The Fiji archipelago consists of more than 300 islands in the South Pacific, between Fiji'sRead More
The Fiji archipelago consists of more than 300 islands in the South Pacific, betweenAustralia and Fiji .
The Fiji archipelago consists of more than 300 islands located in the South Pacific, betweenAustralia and Tahiti. Colonised by the British in the mid-18th century, it gained independence in 1970. The endemic cane was already prized by the Fijians, but it was of course the British who developed its cultivation through large-scale plantations. The main island soon became a major sugar resource, with overthirty factories by the end of the 19th century, including the largest in the southern hemisphere. The sugar crisis did not spare the archipelago, and like everywhere else, production was concentrated in large units, until it reached the number of 4 sugar factories at present.
As a result ofEnglish tradition, most sugar factories also had their own distilleries, and the highly flavoured rums from Fiji were the ingredients of choice for the rums of the sailors in the Royal Navy.
The only distillery in operation today was started in 1980. It is the South Pacific distillery, which produces molasses rums in Lautoka, the second largest city of the country. They are mostly blends of column distilled rums and rums distilled in traditional stills (in this case, a steel pot-still recovered from the closure of a New Zealand whisky distillery). They are reduced with pure water from this volcanic island and filtered with coconut shell charcoal.
The main brands linked to this distillery are Holley Dollar, Bounty, Bati and Rum Co, but its rums have been popularised in France with bottlings from La Compagnie des Indes, TCRL, Berry Bros, Kill Devil, Plantation or Samaroli.
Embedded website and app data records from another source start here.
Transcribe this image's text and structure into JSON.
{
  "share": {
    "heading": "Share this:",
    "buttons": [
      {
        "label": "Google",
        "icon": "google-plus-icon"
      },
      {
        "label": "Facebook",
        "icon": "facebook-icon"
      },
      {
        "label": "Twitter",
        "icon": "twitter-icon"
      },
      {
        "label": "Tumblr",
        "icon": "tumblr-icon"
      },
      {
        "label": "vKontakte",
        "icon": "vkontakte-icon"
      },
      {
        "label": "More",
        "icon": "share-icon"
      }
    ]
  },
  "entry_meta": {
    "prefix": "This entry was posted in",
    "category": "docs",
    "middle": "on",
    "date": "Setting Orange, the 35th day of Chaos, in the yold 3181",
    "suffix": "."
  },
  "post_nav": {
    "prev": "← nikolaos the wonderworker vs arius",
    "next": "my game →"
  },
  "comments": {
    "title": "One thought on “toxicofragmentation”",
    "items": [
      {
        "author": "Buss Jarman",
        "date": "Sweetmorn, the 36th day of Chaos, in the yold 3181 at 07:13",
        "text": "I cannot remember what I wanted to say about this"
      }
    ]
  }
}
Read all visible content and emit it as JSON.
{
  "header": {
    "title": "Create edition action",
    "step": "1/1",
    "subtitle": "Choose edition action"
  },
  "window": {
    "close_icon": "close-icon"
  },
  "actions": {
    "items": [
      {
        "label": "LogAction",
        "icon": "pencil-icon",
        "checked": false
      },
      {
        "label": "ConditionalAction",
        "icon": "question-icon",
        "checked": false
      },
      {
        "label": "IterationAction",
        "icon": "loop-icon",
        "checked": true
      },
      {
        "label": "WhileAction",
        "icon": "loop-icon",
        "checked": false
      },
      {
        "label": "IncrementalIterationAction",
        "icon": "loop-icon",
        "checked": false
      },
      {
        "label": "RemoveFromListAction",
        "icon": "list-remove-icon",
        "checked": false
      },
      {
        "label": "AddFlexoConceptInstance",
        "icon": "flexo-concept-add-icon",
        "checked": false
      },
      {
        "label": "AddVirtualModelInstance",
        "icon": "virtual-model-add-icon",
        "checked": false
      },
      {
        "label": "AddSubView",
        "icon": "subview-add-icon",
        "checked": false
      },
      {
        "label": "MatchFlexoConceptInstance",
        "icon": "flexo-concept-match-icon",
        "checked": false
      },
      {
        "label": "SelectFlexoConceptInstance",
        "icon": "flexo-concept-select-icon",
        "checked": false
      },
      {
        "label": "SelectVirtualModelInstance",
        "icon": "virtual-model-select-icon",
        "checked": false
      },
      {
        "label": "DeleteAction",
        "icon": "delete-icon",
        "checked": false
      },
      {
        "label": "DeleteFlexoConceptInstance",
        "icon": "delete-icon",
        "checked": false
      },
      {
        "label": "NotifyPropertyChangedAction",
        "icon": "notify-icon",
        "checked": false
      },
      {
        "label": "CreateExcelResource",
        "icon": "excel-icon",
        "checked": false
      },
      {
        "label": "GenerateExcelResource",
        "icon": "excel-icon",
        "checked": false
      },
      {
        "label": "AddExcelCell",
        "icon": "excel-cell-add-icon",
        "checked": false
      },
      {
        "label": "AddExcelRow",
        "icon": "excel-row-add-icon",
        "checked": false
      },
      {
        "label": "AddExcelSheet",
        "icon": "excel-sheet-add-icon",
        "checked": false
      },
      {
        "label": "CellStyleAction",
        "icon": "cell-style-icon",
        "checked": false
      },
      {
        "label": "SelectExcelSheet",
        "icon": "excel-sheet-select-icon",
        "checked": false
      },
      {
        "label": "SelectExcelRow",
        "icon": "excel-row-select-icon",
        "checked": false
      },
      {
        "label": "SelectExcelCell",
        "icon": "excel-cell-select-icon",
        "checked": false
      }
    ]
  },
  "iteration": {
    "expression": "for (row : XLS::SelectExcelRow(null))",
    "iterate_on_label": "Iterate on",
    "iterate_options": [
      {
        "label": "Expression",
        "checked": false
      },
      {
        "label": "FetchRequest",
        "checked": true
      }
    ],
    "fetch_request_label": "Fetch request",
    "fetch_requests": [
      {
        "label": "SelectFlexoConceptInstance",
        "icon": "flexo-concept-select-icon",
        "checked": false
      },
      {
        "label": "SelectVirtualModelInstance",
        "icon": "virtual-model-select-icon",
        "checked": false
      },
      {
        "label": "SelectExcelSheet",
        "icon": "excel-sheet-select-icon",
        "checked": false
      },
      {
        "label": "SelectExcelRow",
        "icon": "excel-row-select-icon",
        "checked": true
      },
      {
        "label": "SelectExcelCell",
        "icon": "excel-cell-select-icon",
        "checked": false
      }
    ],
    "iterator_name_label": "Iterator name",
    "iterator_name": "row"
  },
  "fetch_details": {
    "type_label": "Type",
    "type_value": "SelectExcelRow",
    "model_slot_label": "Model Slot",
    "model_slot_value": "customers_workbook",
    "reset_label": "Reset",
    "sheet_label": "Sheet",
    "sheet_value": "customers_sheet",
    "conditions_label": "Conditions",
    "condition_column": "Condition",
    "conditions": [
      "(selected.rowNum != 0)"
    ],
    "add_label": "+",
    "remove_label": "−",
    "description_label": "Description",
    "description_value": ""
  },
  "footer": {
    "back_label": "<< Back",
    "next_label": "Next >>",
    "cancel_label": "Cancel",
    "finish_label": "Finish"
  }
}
These independent bottlers generally choose pure pot-still rums, which results in very aromatic, fruity and full-bodied expressions that are sometimes reminiscent of Port Mourant still rums or even some Jamaicans. Read less